▶ **Your assignment**:
Leaving out all pictures, retype the records exactly.

[Items from a dataset]
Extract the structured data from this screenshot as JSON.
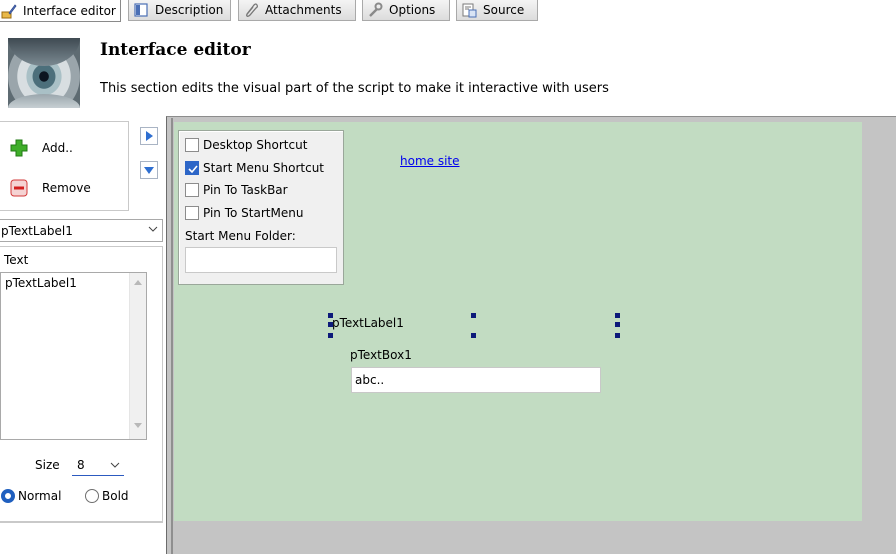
{
  "tabs": [
    {
      "label": "Interface editor",
      "icon": "interface-editor-icon",
      "active": true
    },
    {
      "label": "Description",
      "icon": "description-icon",
      "active": false
    },
    {
      "label": "Attachments",
      "icon": "paperclip-icon",
      "active": false
    },
    {
      "label": "Options",
      "icon": "wrench-icon",
      "active": false
    },
    {
      "label": "Source",
      "icon": "source-icon",
      "active": false
    }
  ],
  "header": {
    "title": "Interface editor",
    "description": "This section edits the visual part of the script to make it interactive with users"
  },
  "left_panel": {
    "add_label": "Add..",
    "remove_label": "Remove",
    "selected_control": "pTextLabel1",
    "property_label": "Text",
    "text_value": "pTextLabel1",
    "size_label": "Size",
    "size_value": "8",
    "font_style": {
      "normal_label": "Normal",
      "bold_label": "Bold",
      "selected": "Normal"
    }
  },
  "canvas": {
    "checkboxes": [
      {
        "label": "Desktop Shortcut",
        "checked": false
      },
      {
        "label": "Start Menu Shortcut",
        "checked": true
      },
      {
        "label": "Pin To TaskBar",
        "checked": false
      },
      {
        "label": "Pin To StartMenu",
        "checked": false
      }
    ],
    "folder_label": "Start Menu Folder:",
    "folder_value": "",
    "home_link": "home site",
    "text_label": "pTextLabel1",
    "textbox_label": "pTextBox1",
    "textbox_value": "abc.."
  },
  "colors": {
    "canvas_bg": "#c2dcc2",
    "frame_bg": "#c4c4c4",
    "accent_blue": "#2d66c7",
    "handle": "#0d1a7a",
    "link": "#0000ee"
  }
}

▶ **Written response**:
Extract the structured data from this screenshot as JSON.
{
  "tabs": [
    {
      "label": "Interface editor",
      "icon": "interface-editor-icon",
      "active": true
    },
    {
      "label": "Description",
      "icon": "description-icon",
      "active": false
    },
    {
      "label": "Attachments",
      "icon": "paperclip-icon",
      "active": false
    },
    {
      "label": "Options",
      "icon": "wrench-icon",
      "active": false
    },
    {
      "label": "Source",
      "icon": "source-icon",
      "active": false
    }
  ],
  "header": {
    "title": "Interface editor",
    "description": "This section edits the visual part of the script to make it interactive with users"
  },
  "left_panel": {
    "add_label": "Add..",
    "remove_label": "Remove",
    "selected_control": "pTextLabel1",
    "property_label": "Text",
    "text_value": "pTextLabel1",
    "size_label": "Size",
    "size_value": "8",
    "font_style": {
      "normal_label": "Normal",
      "bold_label": "Bold",
      "selected": "Normal"
    }
  },
  "canvas": {
    "checkboxes": [
      {
        "label": "Desktop Shortcut",
        "checked": false
      },
      {
        "label": "Start Menu Shortcut",
        "checked": true
      },
      {
        "label": "Pin To TaskBar",
        "checked": false
      },
      {
        "label": "Pin To StartMenu",
        "checked": false
      }
    ],
    "folder_label": "Start Menu Folder:",
    "folder_value": "",
    "home_link": "home site",
    "text_label": "pTextLabel1",
    "textbox_label": "pTextBox1",
    "textbox_value": "abc.."
  },
  "colors": {
    "canvas_bg": "#c2dcc2",
    "frame_bg": "#c4c4c4",
    "accent_blue": "#2d66c7",
    "handle": "#0d1a7a",
    "link": "#0000ee"
  }
}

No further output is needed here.